The growing popularity of Islamic banking and finance and its increasing global outreach has led to a considerable undersupply of talent in the sector, both in the Middle East and in Southeast Asia, but also in new regions currently adapting to the alternative finance system such as in Africa and Central Asia.
Estimations are that there is a shortfall of between 8,000 and 10,000 in core Islamic finance fields in Gulf Cooperation Council countries alone, plus more in peripheral sectors such as law and regulatory affairs, financial technology, insurance and others. Altogether, as the industry continues to grow, at least 56,000 people will be needed to serve the Islamic financial sector in the coming years, according to the Finance Accreditation Agency (FAA) of Malaysia.
“Islamic banking assets in six core markets – Qatar, Indonesia, Saudi Arabia, Malaysia, the UAE and Turkey – are estimated to reach a combined asset volume of $1.8tn by 2019,” says Dr Amat Taap Manshor, the FAA’s CEO.
“But the human capital meant to support the industry is still in its infancy, and shortages will be felt most acutely in the capital market sector,” he adds.
Government agencies tasked with the development of Islamic finance in their respective jurisdictions are called upon to focus on skills development and make it one of the priorities of their initiatives. Many have already done so, for example the Bahrain-based Islamic Corp for the Development of the Private Sector, which set up its ICD Islamic Finance Talent Development Program, or several initiatives in Malaysia, including programmes at the Islamic Banking and Finance Institute Malaysia (IBFIM), the International Center for Education in Islamic Finance (INCEIF), the International Shariah Research Academy for Islamic Finance (ISRA) and the Asian Institute of Finance (AIF), a think tank jointly established by the Central Bank of Malaysia and the Securities Commission Malaysia, to enhance human capital development and talent management across the financial services industry in Asia.
Apart from that, the UK, interestingly, has the highest number of Islamic finance education providers with about 70 institutions, including universities, schools and other education providers offering Islamic finance courses and degrees.
Such programmes normally provide a full range of Islamic finance subjects, including Islamic capital markets, Islamic financial systems, Islamic banking operations, Islamic corporate governance, public finance, accounting and auditing, takaful, Shariah financial law and Islamic economics. However, Manshor notes that Islamic finance education institutions “need to become more directly involved in designing Islamic finance modules because programmes must match specific industry needs.”
A survey conducted by the Malaysia International Financial Center last year showed that the top three competency gaps among those in Islamic finance included Shariah expertise, innovation and product development, as well as technical Islamic finance knowledge. Adding to that, while there is sufficient supply of general Islamic banking training courses, there remains demand for specialty fields such as wealth planning and capital markets across the industry.

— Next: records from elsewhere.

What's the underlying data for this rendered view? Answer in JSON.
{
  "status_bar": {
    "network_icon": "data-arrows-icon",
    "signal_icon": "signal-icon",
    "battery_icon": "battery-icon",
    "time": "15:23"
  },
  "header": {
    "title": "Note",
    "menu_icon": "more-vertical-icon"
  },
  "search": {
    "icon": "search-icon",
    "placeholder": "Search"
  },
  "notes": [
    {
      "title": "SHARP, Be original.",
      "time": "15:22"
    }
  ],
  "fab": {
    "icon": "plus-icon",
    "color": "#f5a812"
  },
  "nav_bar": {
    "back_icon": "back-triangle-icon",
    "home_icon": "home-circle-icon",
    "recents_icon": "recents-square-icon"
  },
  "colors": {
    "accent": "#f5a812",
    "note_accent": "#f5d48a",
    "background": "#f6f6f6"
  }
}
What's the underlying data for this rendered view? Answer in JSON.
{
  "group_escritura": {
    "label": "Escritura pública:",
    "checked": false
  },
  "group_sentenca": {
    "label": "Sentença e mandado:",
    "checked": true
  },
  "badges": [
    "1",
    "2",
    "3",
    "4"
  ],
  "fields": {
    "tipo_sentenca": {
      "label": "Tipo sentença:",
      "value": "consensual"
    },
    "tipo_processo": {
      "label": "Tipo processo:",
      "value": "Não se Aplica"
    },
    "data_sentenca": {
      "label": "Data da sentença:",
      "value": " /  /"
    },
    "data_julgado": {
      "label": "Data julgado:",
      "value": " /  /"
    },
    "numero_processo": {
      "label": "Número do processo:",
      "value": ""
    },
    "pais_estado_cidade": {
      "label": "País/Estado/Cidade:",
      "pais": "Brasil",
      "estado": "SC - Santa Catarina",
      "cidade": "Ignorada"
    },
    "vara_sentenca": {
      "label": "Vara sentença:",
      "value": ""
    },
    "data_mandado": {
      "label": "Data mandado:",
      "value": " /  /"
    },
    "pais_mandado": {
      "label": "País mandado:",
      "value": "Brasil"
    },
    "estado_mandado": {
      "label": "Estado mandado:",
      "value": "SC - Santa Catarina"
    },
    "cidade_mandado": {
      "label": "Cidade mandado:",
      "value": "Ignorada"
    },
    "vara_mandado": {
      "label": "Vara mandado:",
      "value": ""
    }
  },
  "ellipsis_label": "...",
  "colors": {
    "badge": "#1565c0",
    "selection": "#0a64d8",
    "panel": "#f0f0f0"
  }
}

As an example what kind of imminent problems a talent shortage can bring for the Islamic finance industry, former Malaysian Institute of Accountants president Mohammad Faiz Azmi points out that it has definitely led to a current lack of high-quality sukuk on Malaysia’s Islamic finance market with too few sophisticated sukuk on the market and Islamic banks and investors left with not enough high-quality instruments to invest. Instead, there are too many poorly designed sukuk with a rating below BBB- on the market into which institutional players do not invest.
“This could pose a great threat to the future growth of the industry, as well as limit the potential advancement in the sukuk market,” Azmi says.
Academics suggest that Islamic finance education institutions should address three core issues to overcome challenges in developing Islamic finance talent. Firstly, there is a need for more quality programmes that meet the requirements of a rapidly changing banking industry prone to disruption by new services and technologies. To that end, input from industry practitioners should be part of the programme design process in order to ensure the improvement of practical skill components. This would also entail a more user-specific approach customised to regional and sector specifics, as well as an increased focus on innovation.
Secondly, Islamic finance education providers should seek the consultation of the industry to determine the relevance of their curricula. Greater industry input is seen as essential, while providers should also make greater efforts to track the eventual impact of their training in the industry.
Thirdly, jurisdictions and core markets should work closer together to create subject-specific and professional accreditation bodies and standards for Islamic finance experts which would greatly increase their employability and enable human resources divisions at Islamic finance institutions to hire skilled personnel more purposefully.